Matthew Henry's Concise Commentary on the Whole Bible
back to: Genesis
Book: Genesis
Chapter: 31

Jacob departs secretly. (1-21) Laban pursues Jacob. (23-35)
Jacob's complaint of Laban's conduct. (36-42) Their Covenant at
Galeed. (43-55)

1-21 The affairs of these families are related very minutely,
while (what are called) the great events of states and kingdoms
at that period, are not mentioned. The Bible teaches people the
common duties of Life, how to serve God, how to enjoy the
blessings he bestows, and to do good in the various stations and
duties of Life. Selfish men consider themselves robbed of all
that goes past them, and Covetousness will even Swallow up
natural Affection. Men's overvaluing worldly wealth is that
error which is the root of Covetousness, envy, and all evil. The
men of the world stand in each other's way, and every one seems
to be taking away from the Rest; hence discontent, envy, and
discord. But there are possessions that will suffice for all;
happy they who seek them in the first place. In all our removals
we should have respect to the command and promise of God. If He
be with us, we need not fear. The perils which surround us are
So many, that nothing else can really encourage our hearts. To
remember favoured Seasons of Communion with God, is very
refreshing when in difficulties; and we should often recollect
our Vows, that we fail not to fulfil them.

22-35 God can Put a Bridle in the mouth of wicked men, to
restrain their malice, though he do not change their hearts.
Though they have No Love to God's people, they will pretend to
it, and try to make a merit of necessity. Foolish Laban! to Call
those things his gods which could be stolen! Enemies may steal
our goods, but not our God. Here Laban lays to Jacob's charge
things that he knew not. Those who commit their cause to God,
are not forbidden to plead it themselves with Meekness and fear.
When we read of Rachel's Stealing her Father's images, what a
scene of iniquity opens! The family of Nahor, who left the
idolatrous Chaldees; is this family itself become idolatrous?

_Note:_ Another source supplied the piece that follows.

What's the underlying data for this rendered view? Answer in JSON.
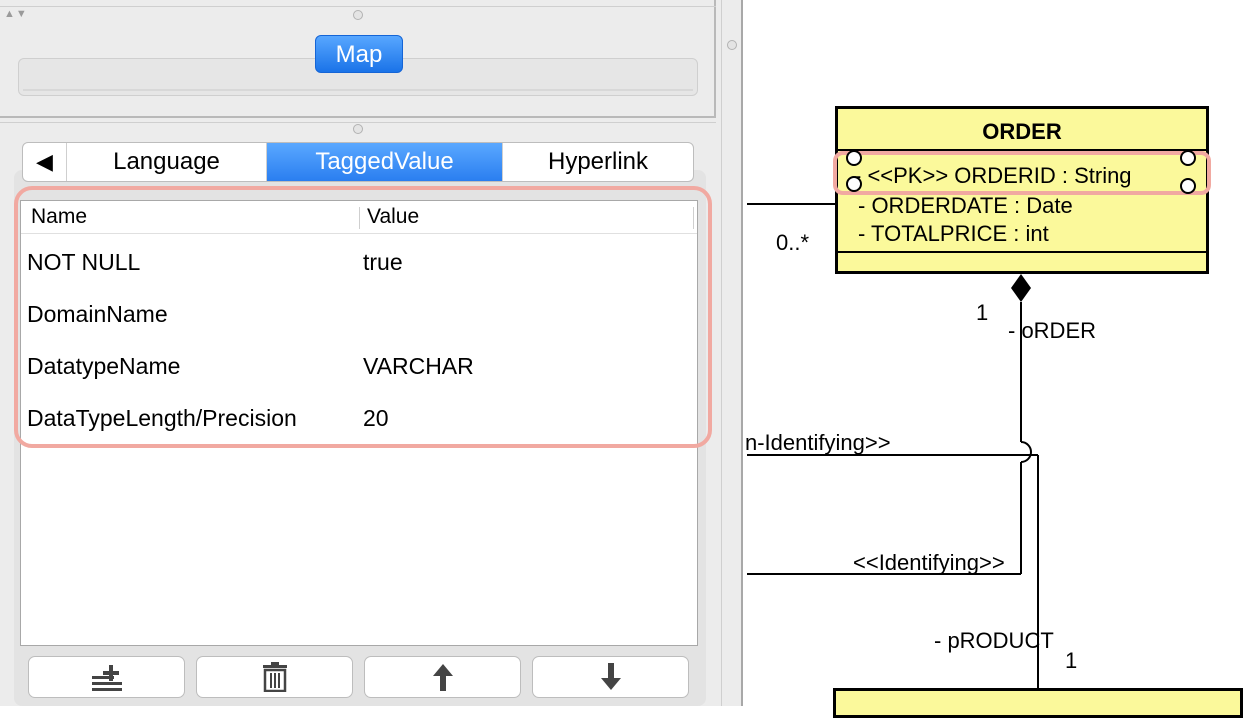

It
is even So. The Truth seems to be, that they were like some in
after-times, who sware By the Lord and By Malcham, Zep 1:5;
and like others in our times, who wish to serve both God and
Mammon. Great Numbers will acknowledge the true God in words,
but their hearts and houses are the abodes of spiritual
Idolatry. When a Man gives himself up to Covetousness, like
Laban, the world is his God; and he has only to reside among
gross idolaters in order to become one, or at least a favourer
of their abominations.

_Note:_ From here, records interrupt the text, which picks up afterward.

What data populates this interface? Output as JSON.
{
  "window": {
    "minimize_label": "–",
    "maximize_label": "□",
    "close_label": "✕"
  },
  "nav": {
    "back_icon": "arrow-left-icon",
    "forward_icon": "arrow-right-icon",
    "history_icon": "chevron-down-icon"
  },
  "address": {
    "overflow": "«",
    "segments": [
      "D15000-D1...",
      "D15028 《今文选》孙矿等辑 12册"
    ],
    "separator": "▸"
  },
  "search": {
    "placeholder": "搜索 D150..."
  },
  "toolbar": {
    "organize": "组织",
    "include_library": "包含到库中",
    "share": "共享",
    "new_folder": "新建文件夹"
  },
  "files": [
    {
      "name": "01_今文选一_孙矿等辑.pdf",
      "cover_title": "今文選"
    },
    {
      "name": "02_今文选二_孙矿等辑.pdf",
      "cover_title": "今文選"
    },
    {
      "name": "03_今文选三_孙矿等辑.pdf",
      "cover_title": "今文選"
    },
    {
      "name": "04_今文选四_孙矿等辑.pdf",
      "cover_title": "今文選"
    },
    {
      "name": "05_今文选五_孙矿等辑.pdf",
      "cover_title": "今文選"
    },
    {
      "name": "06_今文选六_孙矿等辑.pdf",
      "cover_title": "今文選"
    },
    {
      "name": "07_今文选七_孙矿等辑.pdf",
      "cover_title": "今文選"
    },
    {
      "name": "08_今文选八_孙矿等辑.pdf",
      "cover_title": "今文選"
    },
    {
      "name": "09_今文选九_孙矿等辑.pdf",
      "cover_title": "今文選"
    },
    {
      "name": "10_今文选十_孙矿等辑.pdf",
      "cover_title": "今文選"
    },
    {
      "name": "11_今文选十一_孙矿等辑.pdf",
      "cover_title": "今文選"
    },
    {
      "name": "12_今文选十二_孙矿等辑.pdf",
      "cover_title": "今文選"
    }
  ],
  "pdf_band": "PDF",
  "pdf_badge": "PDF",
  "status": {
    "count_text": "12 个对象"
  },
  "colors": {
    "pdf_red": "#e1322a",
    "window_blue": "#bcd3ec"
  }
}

36-42 If Jacob were willingly consumed with heat in the Day,
and Frost By night, to become the son-in-Law of Laban, what
should we refuse to endure, to become the sons of God? Jacob
speaks of God as the God of his Father; he thought himself
unworthy to be regarded, but was beloved for his Father's sake.
He calls him the God of Abraham, and the fear of Isaac; for
Abraham was dead, and gone to that world where perfect Love
casts out fear; but Isaac was yet alive, sanctifying the Lord in
his Heart, as his fear and his dread.

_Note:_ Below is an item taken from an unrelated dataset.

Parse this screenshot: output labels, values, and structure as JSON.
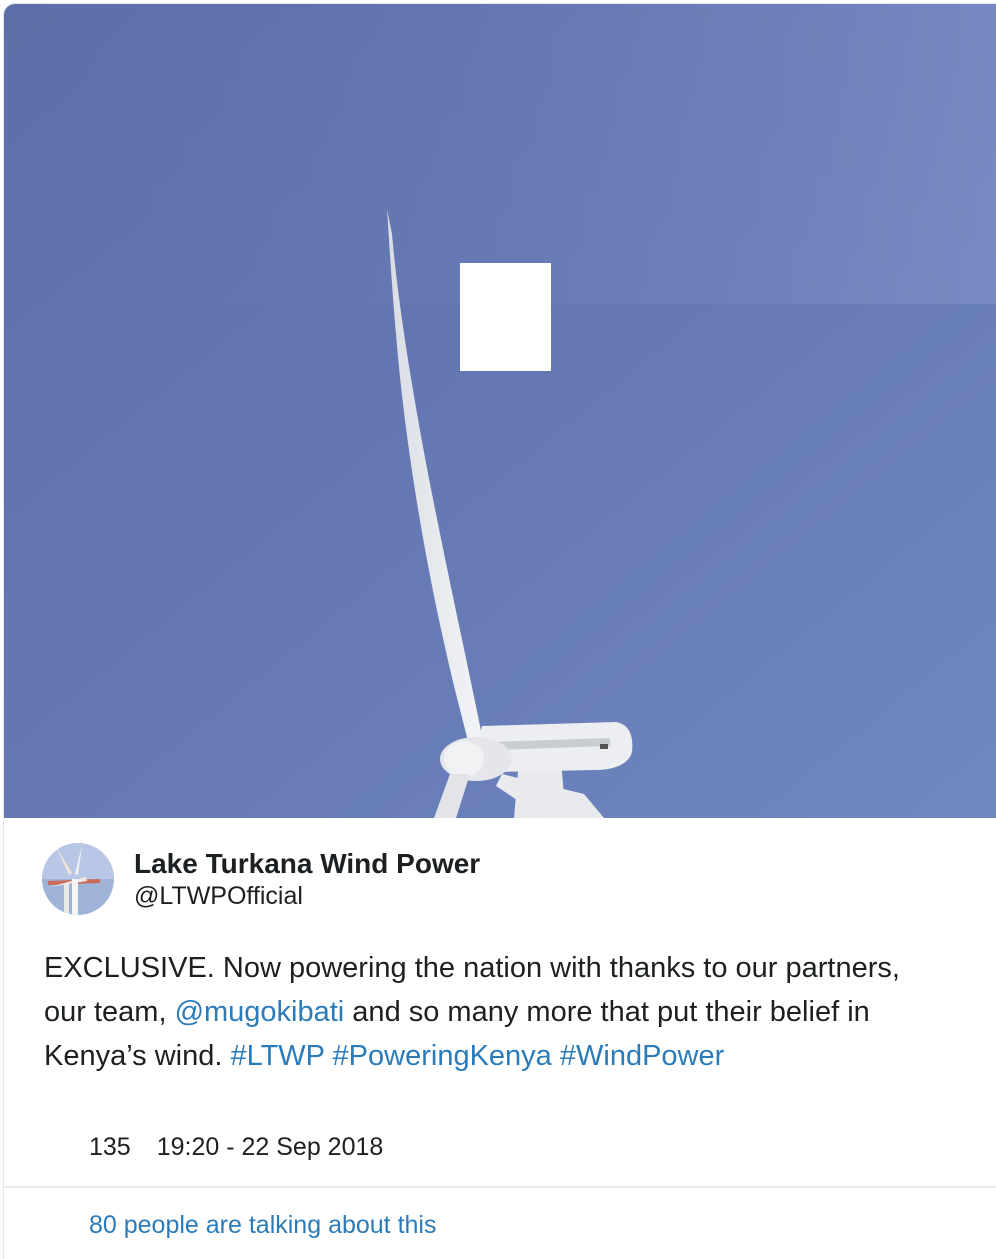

43-55 Laban could neither justify himself nor condemn Jacob,
therefore desires to hear No more of that matter. He is not
willing to own himself in fault, as he ought to have done. But
he proposes a Covenant of friendship between them, to which
Jacob readily agrees. A Heap of Stones was raised, to keep up
the memory of the event, Writing being then not known or little
used. A Sacrifice of Peace offerings was offered. Peace with God
puts true comfort into our peace with our friends. They did eat
Bread together, partaking of the Feast upon the Sacrifice. In
ancient times covenants of friendship were ratified By the
parties Eating and drinking together. God is Judge between
contending parties, and he will Judge righteously; whoever do
wrong, it is at their peril. They gave a new name to the place,
The Heap of Witness. After this angry parley, they part friends.
God is often better to us than our fears, and overrules the
spirits of men in our favour, Beyond what we could have
expected; for it is not in vain to trust in him.